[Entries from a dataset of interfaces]
★ ★ ★ ★ ★ ★ ★

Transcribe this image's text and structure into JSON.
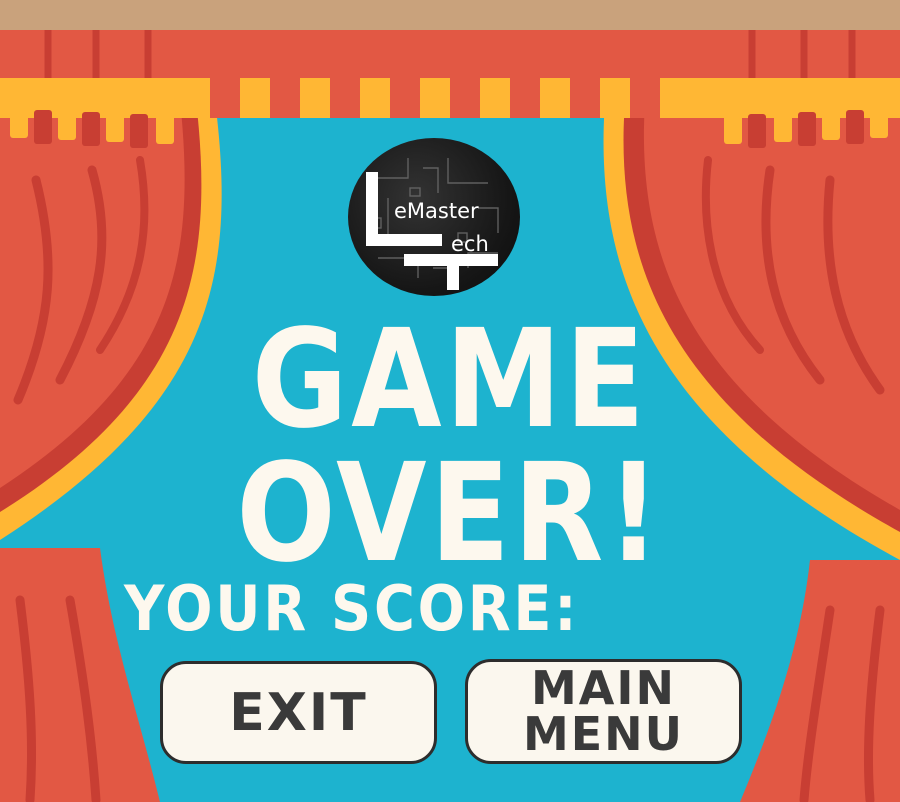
{
  "logo": {
    "line1": "eMaster",
    "line2": "ech",
    "icon": "lemaster-tech-logo"
  },
  "headline": {
    "line1": "GAME",
    "line2": "OVER!"
  },
  "score": {
    "label": "YOUR SCORE:"
  },
  "buttons": {
    "exit_label": "EXIT",
    "menu_line1": "MAIN",
    "menu_line2": "MENU"
  },
  "colors": {
    "stage_blue": "#1db3cf",
    "curtain_red": "#e25844",
    "curtain_dark": "#c83e33",
    "curtain_gold": "#ffb734",
    "top_band": "#c9a27c",
    "text_cream": "#fdf8ee",
    "button_bg": "#fbf7ee",
    "button_text": "#3a3a3a"
  }
}
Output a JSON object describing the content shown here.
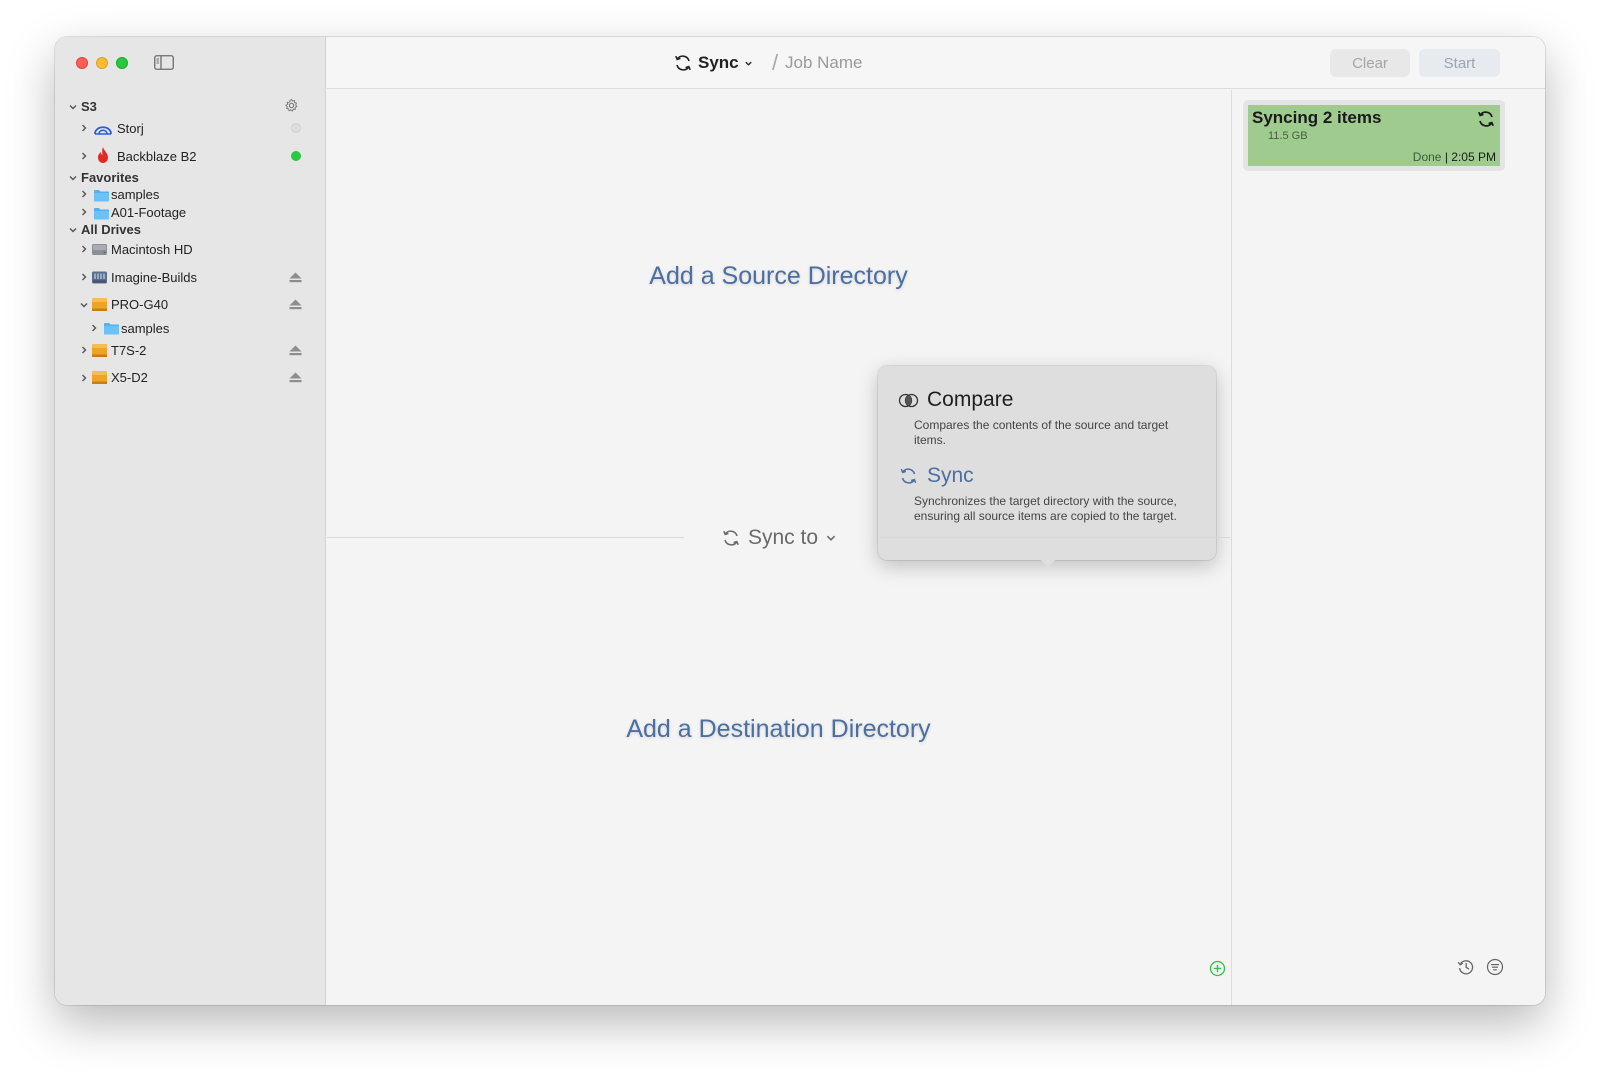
{
  "window": {
    "traffic_lights": [
      "close",
      "minimize",
      "zoom"
    ],
    "colors": {
      "close": "#fe5f57",
      "minimize": "#febc2e",
      "zoom": "#28c840",
      "accent": "#4b6ea3",
      "job_card": "#9fcb8f",
      "status_online": "#28c840"
    }
  },
  "sidebar": {
    "sections": [
      {
        "label": "S3",
        "items": [
          {
            "label": "Storj",
            "icon": "storj-icon",
            "status": "offline"
          },
          {
            "label": "Backblaze B2",
            "icon": "backblaze-flame-icon",
            "status": "online"
          }
        ]
      },
      {
        "label": "Favorites",
        "items": [
          {
            "label": "samples",
            "icon": "folder-icon"
          },
          {
            "label": "A01-Footage",
            "icon": "folder-icon"
          }
        ]
      },
      {
        "label": "All Drives",
        "items": [
          {
            "label": "Macintosh HD",
            "icon": "internal-drive-icon"
          },
          {
            "label": "Imagine-Builds",
            "icon": "network-drive-icon",
            "ejectable": true
          },
          {
            "label": "PRO-G40",
            "icon": "external-drive-icon",
            "ejectable": true,
            "expanded": true,
            "children": [
              {
                "label": "samples",
                "icon": "folder-icon"
              }
            ]
          },
          {
            "label": "T7S-2",
            "icon": "external-drive-icon",
            "ejectable": true
          },
          {
            "label": "X5-D2",
            "icon": "external-drive-icon",
            "ejectable": true
          }
        ]
      }
    ]
  },
  "toolbar": {
    "mode_label": "Sync",
    "separator": "/",
    "job_name_placeholder": "Job Name",
    "clear_label": "Clear",
    "start_label": "Start"
  },
  "main": {
    "add_source_label": "Add a Source Directory",
    "add_destination_label": "Add a Destination Directory",
    "sync_to_label": "Sync to"
  },
  "popover": {
    "items": [
      {
        "title": "Compare",
        "icon": "compare-icon",
        "description": "Compares the contents of the source and target items."
      },
      {
        "title": "Sync",
        "icon": "sync-icon",
        "description": "Synchronizes the target directory with the source, ensuring all source items are copied to the target."
      }
    ]
  },
  "jobs": [
    {
      "title": "Syncing 2 items",
      "size": "11.5 GB",
      "status": "Done",
      "time": "2:05 PM"
    }
  ]
}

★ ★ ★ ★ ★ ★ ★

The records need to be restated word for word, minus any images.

Transcribe this image's text and structure into JSON.
{
  "logo": {
    "line1": "eMaster",
    "line2": "ech",
    "icon": "lemaster-tech-logo"
  },
  "headline": {
    "line1": "GAME",
    "line2": "OVER!"
  },
  "score": {
    "label": "YOUR SCORE:"
  },
  "buttons": {
    "exit_label": "EXIT",
    "menu_line1": "MAIN",
    "menu_line2": "MENU"
  },
  "colors": {
    "stage_blue": "#1db3cf",
    "curtain_red": "#e25844",
    "curtain_dark": "#c83e33",
    "curtain_gold": "#ffb734",
    "top_band": "#c9a27c",
    "text_cream": "#fdf8ee",
    "button_bg": "#fbf7ee",
    "button_text": "#3a3a3a"
  }
}
Output a JSON object describing the content shown here.
{
  "window": {
    "traffic_lights": [
      "close",
      "minimize",
      "zoom"
    ],
    "colors": {
      "close": "#fe5f57",
      "minimize": "#febc2e",
      "zoom": "#28c840",
      "accent": "#4b6ea3",
      "job_card": "#9fcb8f",
      "status_online": "#28c840"
    }
  },
  "sidebar": {
    "sections": [
      {
        "label": "S3",
        "items": [
          {
            "label": "Storj",
            "icon": "storj-icon",
            "status": "offline"
          },
          {
            "label": "Backblaze B2",
            "icon": "backblaze-flame-icon",
            "status": "online"
          }
        ]
      },
      {
        "label": "Favorites",
        "items": [
          {
            "label": "samples",
            "icon": "folder-icon"
          },
          {
            "label": "A01-Footage",
            "icon": "folder-icon"
          }
        ]
      },
      {
        "label": "All Drives",
        "items": [
          {
            "label": "Macintosh HD",
            "icon": "internal-drive-icon"
          },
          {
            "label": "Imagine-Builds",
            "icon": "network-drive-icon",
            "ejectable": true
          },
          {
            "label": "PRO-G40",
            "icon": "external-drive-icon",
            "ejectable": true,
            "expanded": true,
            "children": [
              {
                "label": "samples",
                "icon": "folder-icon"
              }
            ]
          },
          {
            "label": "T7S-2",
            "icon": "external-drive-icon",
            "ejectable": true
          },
          {
            "label": "X5-D2",
            "icon": "external-drive-icon",
            "ejectable": true
          }
        ]
      }
    ]
  },
  "toolbar": {
    "mode_label": "Sync",
    "separator": "/",
    "job_name_placeholder": "Job Name",
    "clear_label": "Clear",
    "start_label": "Start"
  },
  "main": {
    "add_source_label": "Add a Source Directory",
    "add_destination_label": "Add a Destination Directory",
    "sync_to_label": "Sync to"
  },
  "popover": {
    "items": [
      {
        "title": "Compare",
        "icon": "compare-icon",
        "description": "Compares the contents of the source and target items."
      },
      {
        "title": "Sync",
        "icon": "sync-icon",
        "description": "Synchronizes the target directory with the source, ensuring all source items are copied to the target."
      }
    ]
  },
  "jobs": [
    {
      "title": "Syncing 2 items",
      "size": "11.5 GB",
      "status": "Done",
      "time": "2:05 PM"
    }
  ]
}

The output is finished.